Without the images, write out all of the following entries exactly.

> _Information supplied_
+++++

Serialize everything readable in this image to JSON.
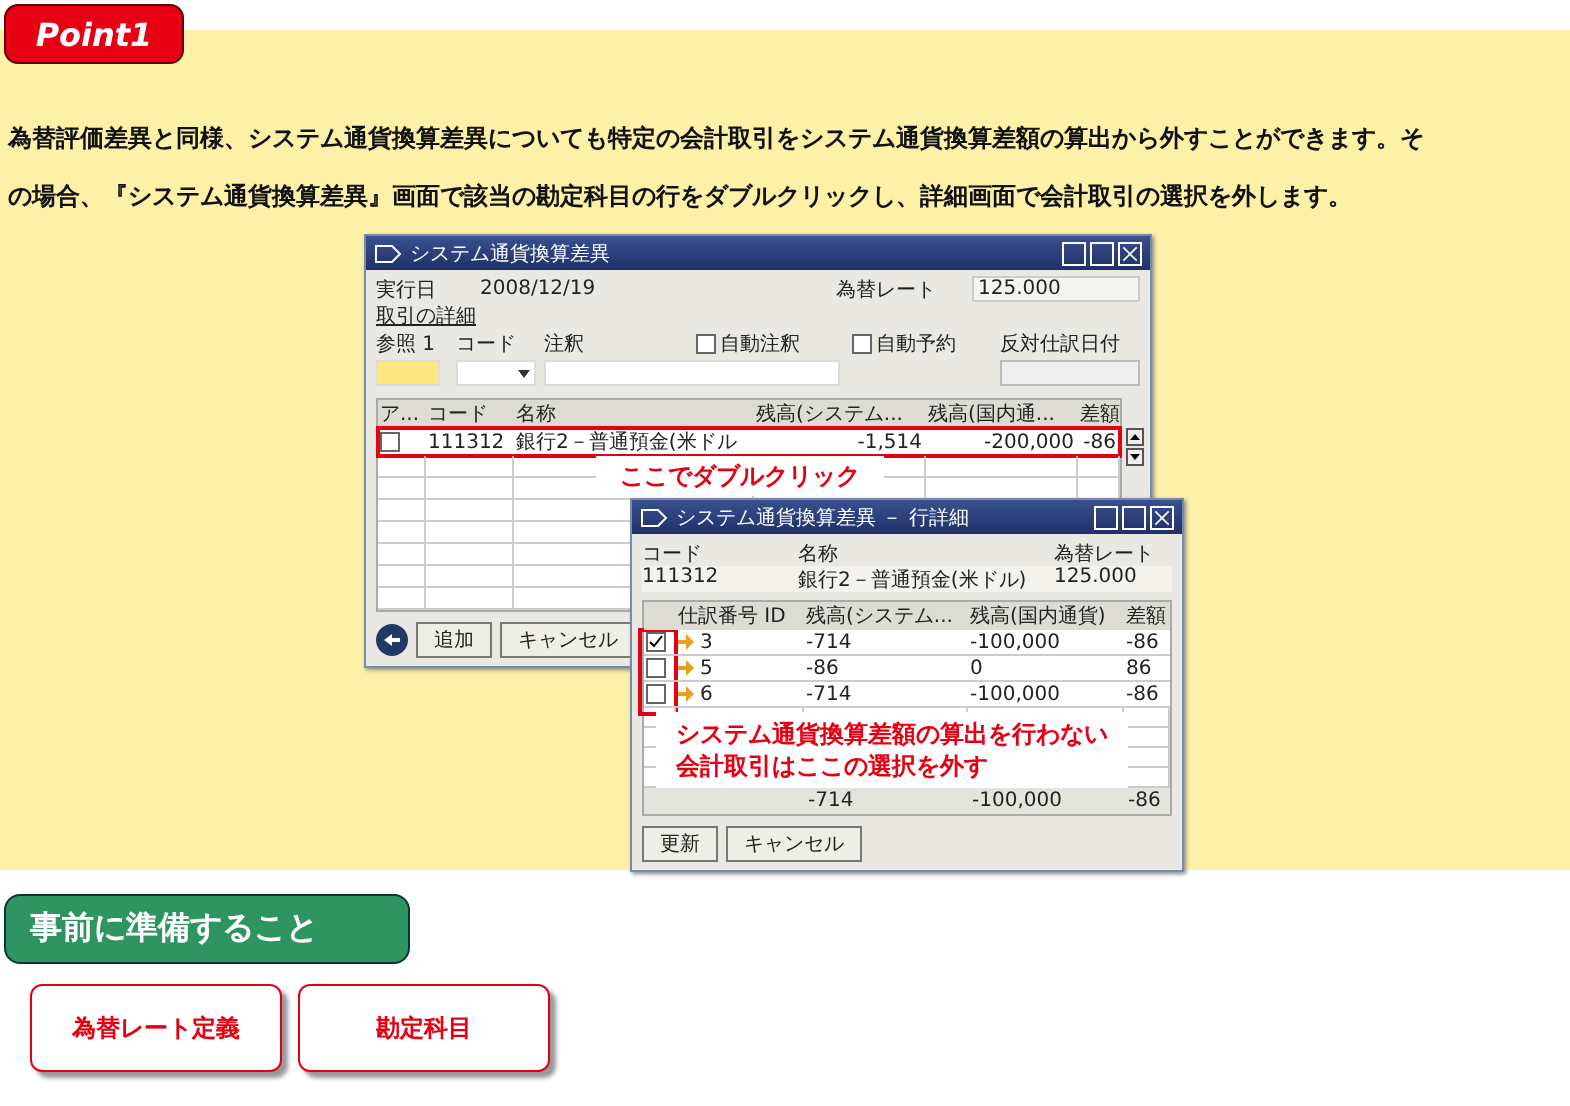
{
  "point_badge": {
    "label": "Point1"
  },
  "paragraph_lines": [
    "為替評価差異と同様、システム通貨換算差異についても特定の会計取引をシステム通貨換算差額の算出から外すことができます。そ",
    "の場合、『システム通貨換算差異』画面で該当の勘定科目の行をダブルクリックし、詳細画面で会計取引の選択を外します。"
  ],
  "main_window": {
    "title": "システム通貨換算差異",
    "exec_date_label": "実行日",
    "exec_date": "2008/12/19",
    "rate_label": "為替レート",
    "rate": "125.000",
    "section_title": "取引の詳細",
    "filters": [
      {
        "kind": "text",
        "label": "参照 1"
      },
      {
        "kind": "text",
        "label": "コード"
      },
      {
        "kind": "text",
        "label": "注釈"
      },
      {
        "kind": "checkbox",
        "label": "自動注釈",
        "checked": false
      },
      {
        "kind": "checkbox",
        "label": "自動予約",
        "checked": false
      },
      {
        "kind": "text",
        "label": "反対仕訳日付"
      }
    ],
    "columns": [
      "ア...",
      "コード",
      "名称",
      "残高(システム...",
      "残高(国内通...",
      "差額"
    ],
    "rows": [
      {
        "checked": false,
        "highlighted": true,
        "code": "111312",
        "name": "銀行2－普通預金(米ドル",
        "balance_system": "-1,514",
        "balance_local": "-200,000",
        "difference": "-86"
      }
    ],
    "buttons": [
      "追加",
      "キャンセル"
    ]
  },
  "callout_1": "ここでダブルクリック",
  "detail_window": {
    "title": "システム通貨換算差異 － 行詳細",
    "labels": [
      "コード",
      "名称",
      "為替レート"
    ],
    "values": [
      "111312",
      "銀行2－普通預金(米ドル)",
      "125.000"
    ],
    "columns": [
      "仕訳番号 ID",
      "残高(システム...",
      "残高(国内通貨)",
      "差額"
    ],
    "rows": [
      {
        "checked": true,
        "id": "3",
        "balance_system": "-714",
        "balance_local": "-100,000",
        "difference": "-86"
      },
      {
        "checked": false,
        "id": "5",
        "balance_system": "-86",
        "balance_local": "0",
        "difference": "86"
      },
      {
        "checked": false,
        "id": "6",
        "balance_system": "-714",
        "balance_local": "-100,000",
        "difference": "-86"
      }
    ],
    "totals": [
      "-714",
      "-100,000",
      "-86"
    ],
    "buttons": [
      "更新",
      "キャンセル"
    ]
  },
  "callout_2": [
    "システム通貨換算差額の算出を行わない",
    "会計取引はここの選択を外す"
  ],
  "prep": {
    "title": "事前に準備すること",
    "links": [
      "為替レート定義",
      "勘定科目"
    ]
  }
}
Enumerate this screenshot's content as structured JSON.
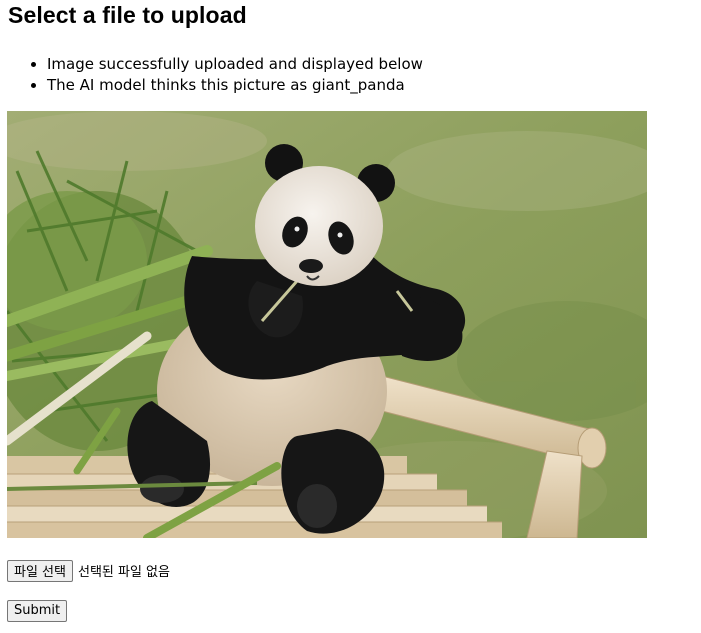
{
  "page": {
    "heading": "Select a file to upload"
  },
  "messages": [
    "Image successfully uploaded and displayed below",
    "The AI model thinks this picture as giant_panda"
  ],
  "image": {
    "subject": "giant panda sitting on wooden logs eating bamboo"
  },
  "file_input": {
    "button_label": "파일 선택",
    "status_text": "선택된 파일 없음"
  },
  "form": {
    "submit_label": "Submit"
  }
}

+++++

> _Response area_
Serialize everything readable in this image to JSON.
{
  "point_badge": {
    "label": "Point1"
  },
  "paragraph_lines": [
    "為替評価差異と同様、システム通貨換算差異についても特定の会計取引をシステム通貨換算差額の算出から外すことができます。そ",
    "の場合、『システム通貨換算差異』画面で該当の勘定科目の行をダブルクリックし、詳細画面で会計取引の選択を外します。"
  ],
  "main_window": {
    "title": "システム通貨換算差異",
    "exec_date_label": "実行日",
    "exec_date": "2008/12/19",
    "rate_label": "為替レート",
    "rate": "125.000",
    "section_title": "取引の詳細",
    "filters": [
      {
        "kind": "text",
        "label": "参照 1"
      },
      {
        "kind": "text",
        "label": "コード"
      },
      {
        "kind": "text",
        "label": "注釈"
      },
      {
        "kind": "checkbox",
        "label": "自動注釈",
        "checked": false
      },
      {
        "kind": "checkbox",
        "label": "自動予約",
        "checked": false
      },
      {
        "kind": "text",
        "label": "反対仕訳日付"
      }
    ],
    "columns": [
      "ア...",
      "コード",
      "名称",
      "残高(システム...",
      "残高(国内通...",
      "差額"
    ],
    "rows": [
      {
        "checked": false,
        "highlighted": true,
        "code": "111312",
        "name": "銀行2－普通預金(米ドル",
        "balance_system": "-1,514",
        "balance_local": "-200,000",
        "difference": "-86"
      }
    ],
    "buttons": [
      "追加",
      "キャンセル"
    ]
  },
  "callout_1": "ここでダブルクリック",
  "detail_window": {
    "title": "システム通貨換算差異 － 行詳細",
    "labels": [
      "コード",
      "名称",
      "為替レート"
    ],
    "values": [
      "111312",
      "銀行2－普通預金(米ドル)",
      "125.000"
    ],
    "columns": [
      "仕訳番号 ID",
      "残高(システム...",
      "残高(国内通貨)",
      "差額"
    ],
    "rows": [
      {
        "checked": true,
        "id": "3",
        "balance_system": "-714",
        "balance_local": "-100,000",
        "difference": "-86"
      },
      {
        "checked": false,
        "id": "5",
        "balance_system": "-86",
        "balance_local": "0",
        "difference": "86"
      },
      {
        "checked": false,
        "id": "6",
        "balance_system": "-714",
        "balance_local": "-100,000",
        "difference": "-86"
      }
    ],
    "totals": [
      "-714",
      "-100,000",
      "-86"
    ],
    "buttons": [
      "更新",
      "キャンセル"
    ]
  },
  "callout_2": [
    "システム通貨換算差額の算出を行わない",
    "会計取引はここの選択を外す"
  ],
  "prep": {
    "title": "事前に準備すること",
    "links": [
      "為替レート定義",
      "勘定科目"
    ]
  }
}
Enumerate this screenshot's content as structured JSON.
{
  "page": {
    "heading": "Select a file to upload"
  },
  "messages": [
    "Image successfully uploaded and displayed below",
    "The AI model thinks this picture as giant_panda"
  ],
  "image": {
    "subject": "giant panda sitting on wooden logs eating bamboo"
  },
  "file_input": {
    "button_label": "파일 선택",
    "status_text": "선택된 파일 없음"
  },
  "form": {
    "submit_label": "Submit"
  }
}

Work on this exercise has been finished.